Through the genocide in Rwanda (1994), a group of regime opponents managed to conquer Zaire and overthrow Mobutu. Rebel leader Lauren Kabila became the new president and proclaimed the Democratic Republic of the Congo again in 1997. A war for power and land ensued that continues to this day. The current government is a coalition between the FCC, the party of the former dictator, and the coalition party CACH.
The DR Congo, Angola and Rwanda signed a peace and security agreement for the Great Lakes region. Nevertheless, especially in the east and south of the country, many militias are still active with violence in order to gain control over valuable resources.
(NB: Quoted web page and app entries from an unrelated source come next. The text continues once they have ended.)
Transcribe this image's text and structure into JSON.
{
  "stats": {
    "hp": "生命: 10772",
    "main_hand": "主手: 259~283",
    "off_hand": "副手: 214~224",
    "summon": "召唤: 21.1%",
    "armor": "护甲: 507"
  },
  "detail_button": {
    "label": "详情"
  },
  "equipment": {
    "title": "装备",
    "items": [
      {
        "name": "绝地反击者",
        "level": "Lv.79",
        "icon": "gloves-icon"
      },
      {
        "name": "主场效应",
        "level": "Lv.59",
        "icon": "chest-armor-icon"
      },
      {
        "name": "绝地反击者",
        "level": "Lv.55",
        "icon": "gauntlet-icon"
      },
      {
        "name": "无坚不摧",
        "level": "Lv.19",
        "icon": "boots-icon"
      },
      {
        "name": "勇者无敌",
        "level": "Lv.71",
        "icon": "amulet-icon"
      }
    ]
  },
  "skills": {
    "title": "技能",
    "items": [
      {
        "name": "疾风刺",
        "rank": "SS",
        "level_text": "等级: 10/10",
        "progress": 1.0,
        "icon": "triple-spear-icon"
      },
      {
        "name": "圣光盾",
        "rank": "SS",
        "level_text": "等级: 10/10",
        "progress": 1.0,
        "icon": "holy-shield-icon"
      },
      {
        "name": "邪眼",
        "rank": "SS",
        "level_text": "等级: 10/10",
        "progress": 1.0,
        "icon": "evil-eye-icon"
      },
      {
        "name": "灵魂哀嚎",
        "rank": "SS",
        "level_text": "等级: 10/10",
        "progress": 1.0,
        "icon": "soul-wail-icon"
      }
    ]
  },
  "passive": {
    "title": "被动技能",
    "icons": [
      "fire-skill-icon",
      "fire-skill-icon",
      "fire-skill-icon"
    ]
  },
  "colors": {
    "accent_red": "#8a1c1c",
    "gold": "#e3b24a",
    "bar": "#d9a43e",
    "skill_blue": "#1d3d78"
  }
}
Due to the corona pandemic, copper prices fell by 25%, which meant losses of around 5 billion US dollars for the country. The country offers a lot of mineral resources for further processing. Behind Russia and Botswana, the DR Congo is the third largest diamond producer in the world (Source: Planet-Wissen). However, due to fluctuations in the world market price and illegal procurement and sale, diamonds are not a secure source of income for the country. Moreover, the workers have to toil under inhumane conditions, violent fights in connection with the raw material are not uncommon. That is why people refer to them as "blood diamonds".
Although the agricultural sector has the highest percentage of workers, it contributes very little to GDP (see Global Hunger Index). The unemployment rate in the DR Congo is about 9 %.
DIFFERENCES IN THE REGIONS OF THE COUNTRY / BETWEEN THE ETHNIC GROUPS
According to UNICEF, there are around 200 different ethnic groups living in Congo, most of which speak their own language. Around 80% define themselves as "Bantu", which in turn are divided into four subgroups. Around 18% of the population belongs to the Sudanese-speaking groups (Source: Wikipedia).
Around 70% of the people are of the Christian faith. The religions Kimbanguism, Islam and traditional religions are represented with about 10% each (Source: Ministry of Foreign Affairs)
The civil war and the violent clashes between the ethnic groups are still present in people's minds. Although some of those responsible for the civil war were sentenced by the International Criminal Court, the population did not come to terms with the situation. Thus, scepticism and mistrust towards other ethnic groups and refugees persist. Especially in the east, violent conflicts continue. The intentions of the insurgents are unclear, there are rarely any recognisable ideological or political goals (Deutsche Welle). Due to the great geographical distance to the capital in the west, the region bordering Rwanda and Burundi can barely be controlled. Rwandan soldiers are interfering in the conflicts across the border, so that there is once again a siege of foreign troops here.
POLITICAL STABILITY CHALLENGE
Global Hunger Index: Democratic Republic of Congo. A more in-depth look at hunger and malnutrition; URL: https://www.globalhungerindex.org/de/case-studies/2020-drc.html (last accessed 28.01.2022)
Statista: Democratic Republic of Congo: infant mortality* from 2009 to 2019 (deaths per 1,000 live births); URL: https://de.statista.com/statistik/daten/studie/754185/umfrage/kindersterblichkeit-in-der-demokratischen-republik-kongo/#:~:text=Kindersterblichkeit%20in%20der%20Demokratischen%20Republik%20Kongo%20bis%202019&text=Im%20Jahr%202019%20betrug%20die,somit%20rund%208%2C5%20Prozent. (as at: 21.01.2022)
Austrian Federal Economic Chamber - Statistics Division: Country Profile DR KONGO; URL: https://wko.at/statistik/laenderprofile/lp-dr_kongo.pdf (as at: October 2021)